**Goal of the exercise**:
State how many lines in the entries below contain "JSON". Write nothing but the number.

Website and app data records
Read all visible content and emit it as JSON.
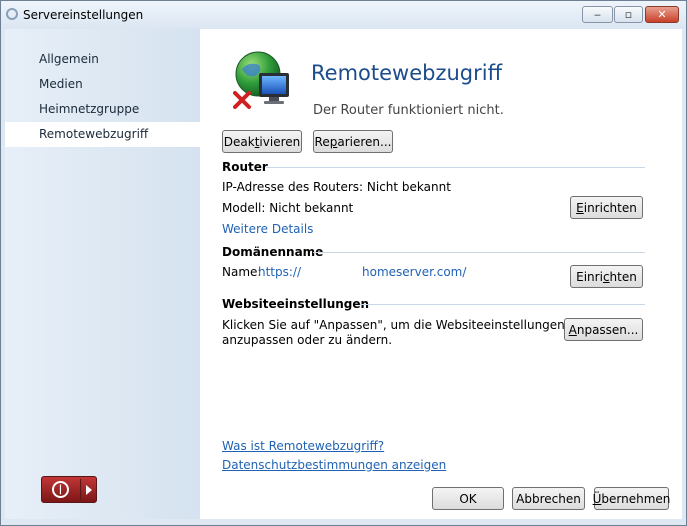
{
  "window": {
    "title": "Servereinstellungen",
    "controls": {
      "minimize": "‒",
      "maximize": "▫",
      "close": "✕"
    }
  },
  "sidebar": {
    "items": [
      {
        "label": "Allgemein",
        "active": false
      },
      {
        "label": "Medien",
        "active": false
      },
      {
        "label": "Heimnetzgruppe",
        "active": false
      },
      {
        "label": "Remotewebzugriff",
        "active": true
      }
    ]
  },
  "header": {
    "title": "Remotewebzugriff",
    "status": "Der Router funktioniert nicht.",
    "icon": "globe-error-icon"
  },
  "actions": {
    "deactivate": {
      "pre": "Deak",
      "key": "t",
      "post": "ivieren"
    },
    "repair": {
      "pre": "Re",
      "key": "p",
      "post": "arieren..."
    }
  },
  "router": {
    "heading": "Router",
    "ip_line": "IP-Adresse des Routers: Nicht bekannt",
    "model_line": "Modell: Nicht bekannt",
    "details_link": "Weitere Details",
    "setup_button": {
      "key": "E",
      "post": "inrichten"
    }
  },
  "domain": {
    "heading": "Domänenname",
    "name_label": "Name:",
    "url_prefix": "https://",
    "url_suffix": "homeserver.com/",
    "setup_button": {
      "pre": "Einri",
      "key": "c",
      "post": "hten"
    }
  },
  "website": {
    "heading": "Websiteeinstellungen",
    "desc_line1": "Klicken Sie auf \"Anpassen\", um die Websiteeinstellungen",
    "desc_line2": "anzupassen oder zu ändern.",
    "customize_button": {
      "key": "A",
      "post": "npassen..."
    }
  },
  "footer_links": {
    "what_is": "Was ist Remotewebzugriff?",
    "privacy": "Datenschutzbestimmungen anzeigen"
  },
  "dialog_buttons": {
    "ok": "OK",
    "cancel": "Abbrechen",
    "apply": {
      "key": "Ü",
      "post": "bernehmen"
    }
  },
  "colors": {
    "title_blue": "#1d4c8d",
    "link_blue": "#1f62b3",
    "power_red": "#a82424",
    "sidebar_bg": "#dde8f3"
  }
}
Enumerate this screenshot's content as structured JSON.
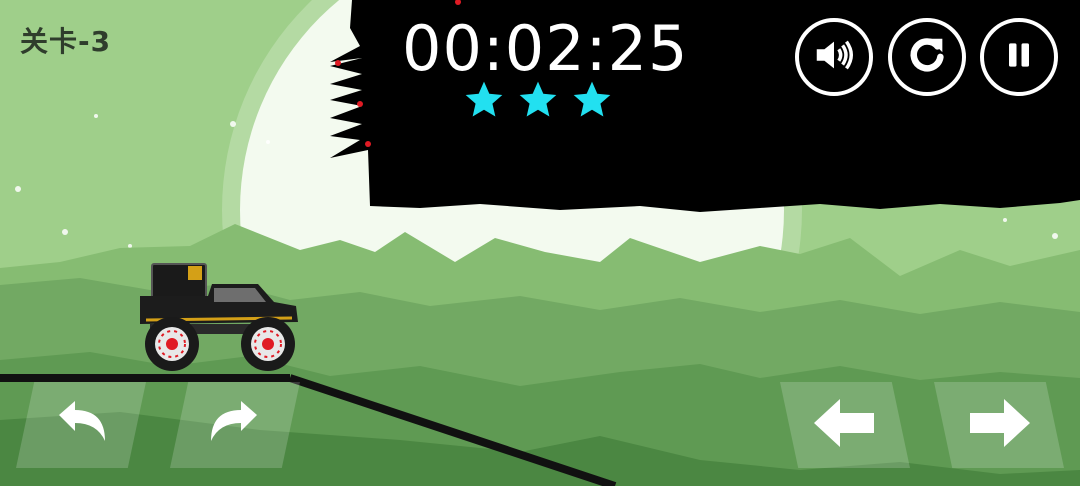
{
  "hud": {
    "level_label": "关卡-3",
    "timer": "00:02:25",
    "stars_earned": 3,
    "stars_total": 3,
    "star_color": "#22e0f0"
  },
  "buttons": {
    "sound_icon": "speaker-volume-icon",
    "restart_icon": "restart-icon",
    "pause_icon": "pause-icon",
    "tilt_back_icon": "curved-arrow-left-icon",
    "tilt_forward_icon": "curved-arrow-right-icon",
    "brake_icon": "arrow-left-icon",
    "gas_icon": "arrow-right-icon"
  },
  "colors": {
    "sky": "#9fcf8a",
    "moon": "#f4faf0",
    "far_mountains": "#7fb56c",
    "near_hills": "#5f9a52",
    "ground": "#4d8a44",
    "track": "#111111",
    "truck_body": "#1c1c1c",
    "truck_trim": "#d4a017",
    "hub_red": "#e01b24"
  }
}
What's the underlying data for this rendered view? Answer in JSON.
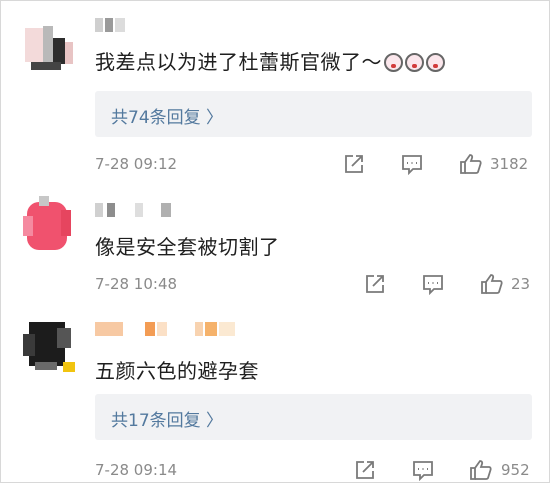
{
  "comments": [
    {
      "text": "我差点以为进了杜蕾斯官微了～",
      "emoji_count": 3,
      "replies_label": "共74条回复 〉",
      "time": "7-28 09:12",
      "likes": "3182"
    },
    {
      "text": "像是安全套被切割了",
      "time": "7-28 10:48",
      "likes": "23"
    },
    {
      "text": "五颜六色的避孕套",
      "replies_label": "共17条回复 〉",
      "time": "7-28 09:14",
      "likes": "952"
    }
  ],
  "icons": {
    "share": "share-icon",
    "comment": "comment-icon",
    "like": "like-icon",
    "reaction": "laughing-emoji-icon"
  },
  "colors": {
    "text": "#1f1f1f",
    "meta": "#8a8a8a",
    "reply_link": "#53799e",
    "reply_bg": "#f1f2f4"
  }
}
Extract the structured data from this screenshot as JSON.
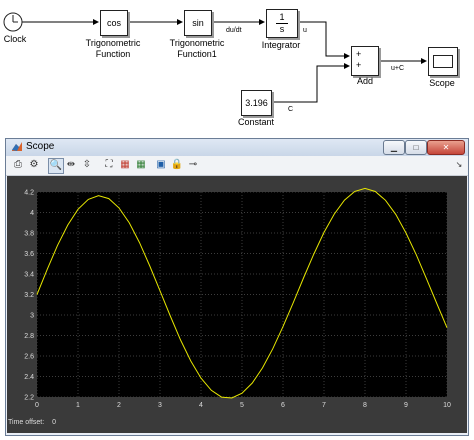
{
  "diagram": {
    "blocks": {
      "clock": {
        "label": "Clock"
      },
      "trig1": {
        "text": "cos",
        "label_line1": "Trigonometric",
        "label_line2": "Function"
      },
      "trig2": {
        "text": "sin",
        "label_line1": "Trigonometric",
        "label_line2": "Function1"
      },
      "integrator": {
        "numerator": "1",
        "denominator": "s",
        "label": "Integrator"
      },
      "add": {
        "port1": "+",
        "port2": "+",
        "label": "Add"
      },
      "scope": {
        "label": "Scope"
      },
      "constant": {
        "text": "3.196",
        "label": "Constant"
      }
    },
    "signals": {
      "dudt": "du/dt",
      "u": "u",
      "uc": "u+C",
      "c": "C"
    }
  },
  "scope_window": {
    "title": "Scope",
    "status_label": "Time offset:",
    "status_value": "0"
  },
  "chart_data": {
    "type": "line",
    "xlim": [
      0,
      10
    ],
    "ylim": [
      2.2,
      4.2
    ],
    "xticks": [
      "0",
      "1",
      "2",
      "3",
      "4",
      "5",
      "6",
      "7",
      "8",
      "9",
      "10"
    ],
    "yticks": [
      "2.2",
      "2.4",
      "2.6",
      "2.8",
      "3",
      "3.2",
      "3.4",
      "3.6",
      "3.8",
      "4",
      "4.2"
    ],
    "grid": true,
    "background": "#000000",
    "line_color": "#e6e600",
    "series": [
      {
        "x": [
          0,
          0.25,
          0.5,
          0.75,
          1,
          1.25,
          1.5,
          1.75,
          2,
          2.25,
          2.5,
          2.75,
          3,
          3.25,
          3.5,
          3.75,
          4,
          4.25,
          4.5,
          4.75,
          5,
          5.25,
          5.5,
          5.75,
          6,
          6.25,
          6.5,
          6.75,
          7,
          7.25,
          7.5,
          7.75,
          8,
          8.25,
          8.5,
          8.75,
          9,
          9.25,
          9.5,
          9.75,
          10
        ],
        "values": [
          3.2,
          3.447,
          3.679,
          3.878,
          4.031,
          4.128,
          4.164,
          4.136,
          4.045,
          3.899,
          3.706,
          3.478,
          3.236,
          2.99,
          2.757,
          2.551,
          2.384,
          2.265,
          2.199,
          2.19,
          2.237,
          2.337,
          2.484,
          2.671,
          2.887,
          3.121,
          3.361,
          3.594,
          3.806,
          3.985,
          4.121,
          4.206,
          4.235,
          4.205,
          4.119,
          3.981,
          3.8,
          3.587,
          3.353,
          3.112,
          2.876
        ]
      }
    ]
  }
}
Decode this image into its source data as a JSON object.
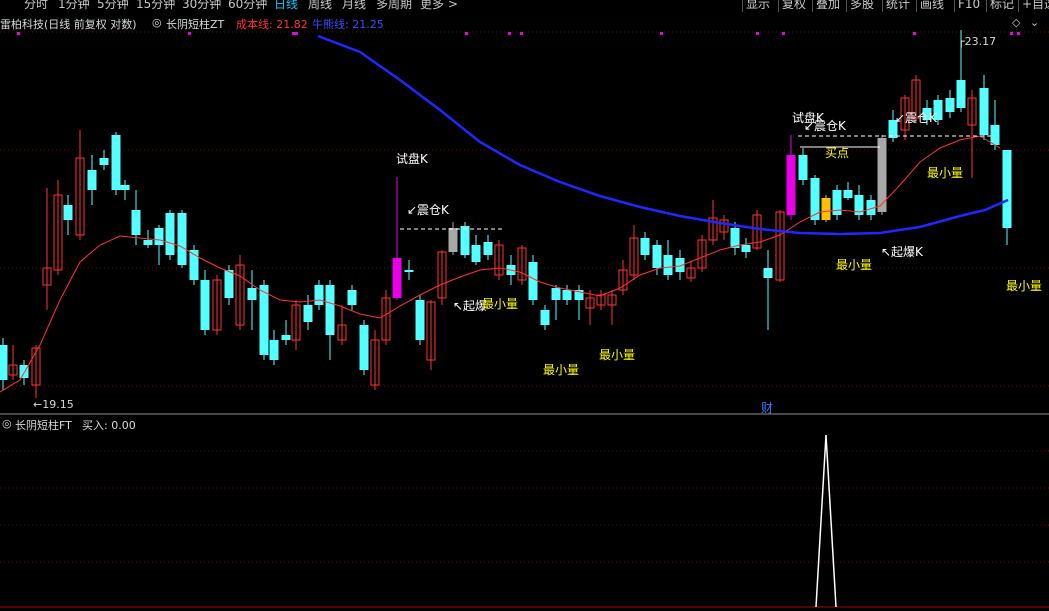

**Expected output**:
5